Reitman Calls His “Labor Day” Misguided

Even the best filmmakers have the odd dud, and beloved director Jason Reitman has been refreshingly frank about one of his films that didn’t catch on.

Following gushing praise for “Juno” and “Up In The Air,” Reitman’s “Young Adult” flopped but still earned some critical praise. It was the film after that though, the Josh Brolin and Kate Winslet-led “Labor Day,” that failed to find attention and interest from both audiences and critics.

Appearing at the Toronto Film Festival to promote his new film “Men, Women & Children,” Reitman talked with Screen Crush and the conversation turned towards public perception of actors (specifically Adam Sandler) “phoning in” performances. He equates that perception with the reaction to “Labor Day”:

“It’s a misnomer to think that from within he is losing interest or gaining interest. You’re always trying. And I say that sensitively, because I can imagine someone looking at ‘Labor Day’ and going, ‘Remember when he f–king gave up?’…

I think it’s an easy thing to look at from the outside and go, ‘Oh, I just thought I’d phone one in.’ Or, ‘Oh, I just thought I’d make a studio movie.’ And it’s like, ‘No, I worked so f–king hard and I thought I was making something truly great.’ And then, for whatever reason, it doesn’t land.”

He was then asked how the failure of “Labor Day” was for him:

“It’s sh–ty as hell. It’s totally sh–ty. I mean, I was proud of my Tomato Rating and, yeah, it sucked … I’ve done more work on that movie than I’ve ever done on a movie. I’m proud of it. And then it doesn’t land and then you realize, oh, this was a misguided effort, for whatever reason.

My dad said something so smart to me. He does all the time, but he said, ‘I was watching ‘Labor Day’ again, it just struck me all of a sudden that you weren’t making a movie about a man and a women, you were making a movie about a kid’… and Paramount marketed a movie about a man and a woman and everyone wrote about a movie about a man and a woman and it all became this kind of romance.

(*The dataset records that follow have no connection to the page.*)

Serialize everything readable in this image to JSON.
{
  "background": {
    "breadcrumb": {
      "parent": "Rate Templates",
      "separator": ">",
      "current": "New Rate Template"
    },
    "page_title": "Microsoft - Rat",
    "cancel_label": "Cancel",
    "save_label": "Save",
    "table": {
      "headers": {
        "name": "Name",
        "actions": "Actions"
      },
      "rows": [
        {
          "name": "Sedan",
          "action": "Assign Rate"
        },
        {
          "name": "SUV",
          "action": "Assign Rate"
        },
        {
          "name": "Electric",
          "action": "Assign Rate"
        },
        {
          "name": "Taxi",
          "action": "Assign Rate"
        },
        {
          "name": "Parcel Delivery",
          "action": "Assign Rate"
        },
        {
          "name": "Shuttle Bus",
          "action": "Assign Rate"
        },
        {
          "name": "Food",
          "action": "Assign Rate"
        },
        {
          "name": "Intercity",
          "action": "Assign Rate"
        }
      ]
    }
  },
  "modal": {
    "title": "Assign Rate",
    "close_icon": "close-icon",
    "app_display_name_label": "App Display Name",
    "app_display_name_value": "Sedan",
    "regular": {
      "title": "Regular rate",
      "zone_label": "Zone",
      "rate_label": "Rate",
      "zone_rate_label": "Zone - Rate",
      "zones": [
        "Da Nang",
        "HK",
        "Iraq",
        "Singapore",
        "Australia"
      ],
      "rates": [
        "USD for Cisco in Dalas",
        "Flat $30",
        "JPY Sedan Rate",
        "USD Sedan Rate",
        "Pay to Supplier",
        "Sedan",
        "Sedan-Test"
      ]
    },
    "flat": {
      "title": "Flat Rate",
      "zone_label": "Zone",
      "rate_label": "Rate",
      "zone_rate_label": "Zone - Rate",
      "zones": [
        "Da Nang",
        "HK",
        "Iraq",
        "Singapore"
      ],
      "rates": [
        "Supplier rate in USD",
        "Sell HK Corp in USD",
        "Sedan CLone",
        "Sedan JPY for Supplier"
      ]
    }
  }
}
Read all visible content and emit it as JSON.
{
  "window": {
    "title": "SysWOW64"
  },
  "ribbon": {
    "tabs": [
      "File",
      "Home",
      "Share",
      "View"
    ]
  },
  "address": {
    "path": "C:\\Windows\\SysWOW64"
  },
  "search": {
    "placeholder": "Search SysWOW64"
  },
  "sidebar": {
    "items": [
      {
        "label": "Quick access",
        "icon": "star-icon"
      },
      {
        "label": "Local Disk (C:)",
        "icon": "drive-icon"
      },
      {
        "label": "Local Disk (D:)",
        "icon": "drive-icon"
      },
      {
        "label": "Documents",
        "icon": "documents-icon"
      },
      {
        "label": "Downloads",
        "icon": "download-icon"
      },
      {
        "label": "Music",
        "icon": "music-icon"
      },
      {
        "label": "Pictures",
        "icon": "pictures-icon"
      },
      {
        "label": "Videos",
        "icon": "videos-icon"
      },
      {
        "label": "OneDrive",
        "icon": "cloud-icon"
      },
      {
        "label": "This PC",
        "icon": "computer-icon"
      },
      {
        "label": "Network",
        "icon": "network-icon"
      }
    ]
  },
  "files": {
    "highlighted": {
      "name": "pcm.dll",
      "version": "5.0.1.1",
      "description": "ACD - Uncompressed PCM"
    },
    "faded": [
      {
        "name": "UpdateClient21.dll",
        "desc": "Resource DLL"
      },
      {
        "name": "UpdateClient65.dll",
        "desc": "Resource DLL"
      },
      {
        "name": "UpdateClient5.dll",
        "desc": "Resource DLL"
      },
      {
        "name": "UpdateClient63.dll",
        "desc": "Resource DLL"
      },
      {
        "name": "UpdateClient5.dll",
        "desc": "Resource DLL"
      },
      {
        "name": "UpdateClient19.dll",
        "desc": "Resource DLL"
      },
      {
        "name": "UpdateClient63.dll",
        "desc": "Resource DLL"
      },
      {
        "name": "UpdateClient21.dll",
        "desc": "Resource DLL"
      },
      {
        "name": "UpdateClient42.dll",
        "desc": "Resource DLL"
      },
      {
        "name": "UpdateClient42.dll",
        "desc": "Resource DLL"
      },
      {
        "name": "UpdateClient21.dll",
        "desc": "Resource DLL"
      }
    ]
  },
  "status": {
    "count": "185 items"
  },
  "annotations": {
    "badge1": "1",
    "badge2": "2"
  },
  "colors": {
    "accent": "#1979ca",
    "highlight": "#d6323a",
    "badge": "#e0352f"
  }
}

And he said, ‘You really didn’t care about the romance, did you?’ And I said, ‘No, the romance really was a B plotline to this kid.’ So, if I somehow would have focused the movie on the kid? I don’t know. When a band plays a song outside of their genre, there’s a bit of, ‘Can you please go back to playing the songs we like?'”